We’re not used to seeing exclusive monopolies in established products, and for good reason. A monopoly is extremely difficult to maintain, and usually only possible with the help of government. It would certainly be unusual if steel, bananas, or personal computers were controlled by a single manufacturer, and it was terrible for consumers when Ma Bell—with great help from the FCC—owned the entire American telephone industry. On the other hand, there’s nothing unusual at all about Scholastic’s sole publishing rights to Harry Potter, or Amazon’s exclusive ownership of the Kindle. Why are we so accustomed to monopolies in some sectors, but wary of them in others?

The answer is that exclusivity can be perfectly natural, and sometimes even essential, for new and innovative products. Every invention starts out exclusive to its creator. Only by leveraging that exclusivity can the creator make a profit. Once a product is well-established, only an act of government can restrict its supply. It took several acts for the FCC to entrench the Bell monopoly, and it would take another to stop Apple’s competitors from building a better smartphone. Good things come to those who wait.

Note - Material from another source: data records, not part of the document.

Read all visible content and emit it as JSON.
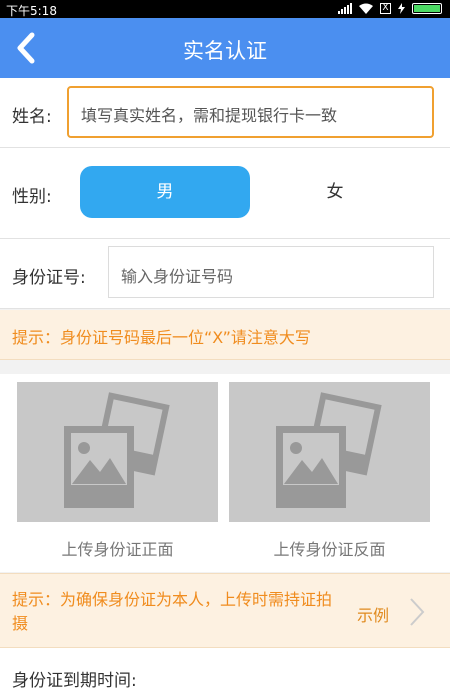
{
  "status_bar": {
    "time": "下午5:18",
    "sim_icon_text": "X"
  },
  "nav": {
    "back_icon": "chevron-left-icon",
    "title": "实名认证"
  },
  "form": {
    "name_label": "姓名:",
    "name_placeholder": "填写真实姓名，需和提现银行卡一致",
    "gender_label": "性别:",
    "gender_options": [
      "男",
      "女"
    ],
    "gender_selected": "男",
    "id_label": "身份证号:",
    "id_placeholder": "输入身份证号码"
  },
  "tip_id": "提示：身份证号码最后一位“X”请注意大写",
  "upload": {
    "front_label": "上传身份证正面",
    "back_label": "上传身份证反面",
    "icon": "photo-placeholder-icon"
  },
  "tip_photo": {
    "text": "提示：为确保身份证为本人，上传时需持证拍摄",
    "example_link": "示例"
  },
  "expire_label": "身份证到期时间:",
  "colors": {
    "nav_bg": "#4b8ff0",
    "accent_blue": "#32a8f0",
    "tip_bg": "#fdf1e1",
    "tip_text": "#f08c1e",
    "input_focus_border": "#f0a030"
  }
}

Ultimately, what Mr. Feld is advocating is a textbook case of the broken window fallacy. Whenever a new product is invented, society can always gain by revoking the creators exclusive rights, if we look only at that product in isolation. But it’s like cheating at poker: eventually your friends learn not to play. Prohibitions on exclusivity create shortages just like any other price control, even if these innovation shortages don’t make the evening news. Prominent benefits and hidden losses are a magnet for bad policy, and they can fool even economically literate folks like Mr. Feld who should know better.